Chesterton is a bit rough on trade and traders - in The Universe According to G. K. Chesterton: A Dictionary of the  Mad Mundane and Metaphysical (a posthumous compilation by Dale Ahlquist published by Dover Inc., 2011) he defines the verb 'trade' thus:'To buy things for less than their worth and sell them for more than their worth.' Harsh but fair - but now slightly  inaccurate, in these straitened times when prices are so easily checked, the person asking more than true value (whatever that is!) may find few takers.

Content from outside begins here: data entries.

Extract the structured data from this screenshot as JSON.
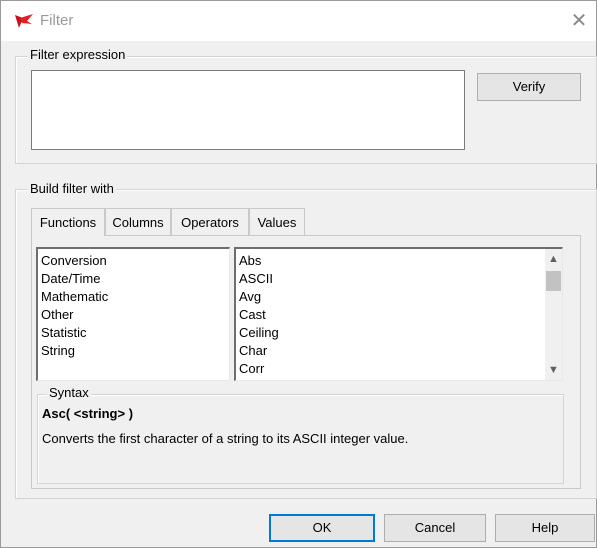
{
  "window": {
    "title": "Filter",
    "close_glyph": "✕",
    "app_icon": "app-logo-icon"
  },
  "filter_expression": {
    "label": "Filter expression",
    "value": "",
    "verify_label": "Verify"
  },
  "build": {
    "label": "Build filter with",
    "tabs": [
      {
        "label": "Functions",
        "active": true
      },
      {
        "label": "Columns",
        "active": false
      },
      {
        "label": "Operators",
        "active": false
      },
      {
        "label": "Values",
        "active": false
      }
    ],
    "categories": [
      "Conversion",
      "Date/Time",
      "Mathematic",
      "Other",
      "Statistic",
      "String"
    ],
    "functions": [
      "Abs",
      "ASCII",
      "Avg",
      "Cast",
      "Ceiling",
      "Char",
      "Corr"
    ],
    "syntax": {
      "label": "Syntax",
      "name": "Asc( <string> )",
      "description": "Converts the first character of a string to its ASCII integer value."
    }
  },
  "buttons": {
    "ok": "OK",
    "cancel": "Cancel",
    "help": "Help"
  },
  "icons": {
    "scroll_up": "▲",
    "scroll_down": "▼"
  }
}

As an old trader once quipped: 'the right price is the wrong price…'

On traders themselves GKC seems to have it about right:

Men who cannot do anything else except exchange; who have not the wits or the force or fancy or freedom of mind or the humour and patience to bring anything into existence; who can only barter and bargain and generally cheat, with the things that manlier men have made.

The world of eBay and the car boot sale foreseen...He wrote this in GK's Weekly in 1933.